§ **Task goal**: The word "data" marks the lines to report; pull each of them from the listing.

__________________________________________________

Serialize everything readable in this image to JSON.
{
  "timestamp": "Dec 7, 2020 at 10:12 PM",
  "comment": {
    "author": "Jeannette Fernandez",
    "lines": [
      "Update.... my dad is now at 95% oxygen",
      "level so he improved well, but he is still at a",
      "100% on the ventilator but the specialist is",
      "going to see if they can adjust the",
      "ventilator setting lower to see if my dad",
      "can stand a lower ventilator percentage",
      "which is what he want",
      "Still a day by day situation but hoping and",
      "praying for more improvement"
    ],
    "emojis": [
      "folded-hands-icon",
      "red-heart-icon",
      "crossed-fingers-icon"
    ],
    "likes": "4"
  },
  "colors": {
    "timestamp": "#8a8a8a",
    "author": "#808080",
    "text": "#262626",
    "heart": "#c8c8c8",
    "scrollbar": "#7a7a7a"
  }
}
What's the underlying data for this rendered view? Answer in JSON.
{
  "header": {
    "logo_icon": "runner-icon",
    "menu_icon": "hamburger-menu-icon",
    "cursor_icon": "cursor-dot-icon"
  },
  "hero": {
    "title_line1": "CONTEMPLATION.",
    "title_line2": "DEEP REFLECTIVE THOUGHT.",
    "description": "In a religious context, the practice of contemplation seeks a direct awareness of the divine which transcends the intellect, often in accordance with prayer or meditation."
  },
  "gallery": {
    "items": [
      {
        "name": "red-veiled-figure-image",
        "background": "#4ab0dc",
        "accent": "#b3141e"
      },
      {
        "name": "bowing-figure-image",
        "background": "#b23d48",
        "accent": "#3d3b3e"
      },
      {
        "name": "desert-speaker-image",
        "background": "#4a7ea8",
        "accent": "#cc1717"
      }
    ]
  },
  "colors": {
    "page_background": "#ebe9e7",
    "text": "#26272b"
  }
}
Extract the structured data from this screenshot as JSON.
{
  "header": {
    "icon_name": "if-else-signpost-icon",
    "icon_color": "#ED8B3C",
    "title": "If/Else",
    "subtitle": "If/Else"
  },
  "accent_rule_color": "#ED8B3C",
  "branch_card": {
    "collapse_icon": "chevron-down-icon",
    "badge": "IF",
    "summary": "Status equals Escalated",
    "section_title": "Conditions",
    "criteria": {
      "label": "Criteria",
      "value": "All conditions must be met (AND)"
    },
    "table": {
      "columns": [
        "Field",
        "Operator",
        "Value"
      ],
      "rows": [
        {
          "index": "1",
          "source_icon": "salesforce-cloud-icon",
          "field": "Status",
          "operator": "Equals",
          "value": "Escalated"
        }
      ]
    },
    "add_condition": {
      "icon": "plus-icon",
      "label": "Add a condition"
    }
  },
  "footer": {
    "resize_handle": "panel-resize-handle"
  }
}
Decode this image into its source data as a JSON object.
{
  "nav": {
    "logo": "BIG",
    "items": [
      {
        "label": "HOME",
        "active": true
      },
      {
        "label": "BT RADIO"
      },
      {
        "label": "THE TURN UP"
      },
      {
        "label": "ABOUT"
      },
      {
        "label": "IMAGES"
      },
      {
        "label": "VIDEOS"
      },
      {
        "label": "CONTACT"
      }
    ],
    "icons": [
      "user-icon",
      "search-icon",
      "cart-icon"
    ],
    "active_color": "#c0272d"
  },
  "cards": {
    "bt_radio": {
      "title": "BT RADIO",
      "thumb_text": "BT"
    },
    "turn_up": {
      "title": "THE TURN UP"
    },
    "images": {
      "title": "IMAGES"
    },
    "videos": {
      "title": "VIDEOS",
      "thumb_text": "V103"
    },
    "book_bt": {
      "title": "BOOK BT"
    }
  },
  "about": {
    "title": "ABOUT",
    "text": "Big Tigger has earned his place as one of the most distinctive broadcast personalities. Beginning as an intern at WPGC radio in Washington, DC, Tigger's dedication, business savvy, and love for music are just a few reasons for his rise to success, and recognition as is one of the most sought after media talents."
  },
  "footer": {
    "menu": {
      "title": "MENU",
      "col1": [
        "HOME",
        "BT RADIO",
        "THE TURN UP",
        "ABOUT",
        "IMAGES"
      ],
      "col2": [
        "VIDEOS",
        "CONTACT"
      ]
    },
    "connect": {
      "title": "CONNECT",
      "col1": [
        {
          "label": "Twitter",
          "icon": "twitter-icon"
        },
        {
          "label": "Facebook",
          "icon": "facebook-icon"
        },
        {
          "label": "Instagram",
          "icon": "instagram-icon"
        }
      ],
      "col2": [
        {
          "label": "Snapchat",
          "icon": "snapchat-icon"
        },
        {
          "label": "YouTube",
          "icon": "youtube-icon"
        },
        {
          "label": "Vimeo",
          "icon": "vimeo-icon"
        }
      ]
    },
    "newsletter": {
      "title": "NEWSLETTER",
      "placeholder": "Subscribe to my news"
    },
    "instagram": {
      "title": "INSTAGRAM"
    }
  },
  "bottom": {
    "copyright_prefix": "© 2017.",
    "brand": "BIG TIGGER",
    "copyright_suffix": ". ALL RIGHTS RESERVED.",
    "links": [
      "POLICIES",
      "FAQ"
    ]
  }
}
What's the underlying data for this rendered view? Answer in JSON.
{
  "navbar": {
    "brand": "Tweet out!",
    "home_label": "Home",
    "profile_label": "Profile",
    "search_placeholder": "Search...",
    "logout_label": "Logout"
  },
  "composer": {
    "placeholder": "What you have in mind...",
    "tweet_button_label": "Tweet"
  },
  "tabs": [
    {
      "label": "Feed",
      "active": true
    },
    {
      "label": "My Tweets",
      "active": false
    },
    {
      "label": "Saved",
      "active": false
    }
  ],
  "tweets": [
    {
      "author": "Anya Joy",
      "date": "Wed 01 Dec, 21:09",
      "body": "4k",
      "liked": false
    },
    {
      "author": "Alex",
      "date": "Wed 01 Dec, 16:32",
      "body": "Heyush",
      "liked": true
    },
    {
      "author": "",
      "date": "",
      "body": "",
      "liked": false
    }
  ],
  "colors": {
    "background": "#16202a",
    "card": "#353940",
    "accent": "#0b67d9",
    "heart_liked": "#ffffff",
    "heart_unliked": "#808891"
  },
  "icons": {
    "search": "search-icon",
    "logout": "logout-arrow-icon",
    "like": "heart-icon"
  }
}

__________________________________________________

§ **Output of the exercise**:
What's the underlying data for this rendered view? Answer in JSON.
Extract the structured data from this screenshot as JSON.
Decode this image into its source data as a JSON object.
What's the underlying data for this rendered view? Answer in JSON.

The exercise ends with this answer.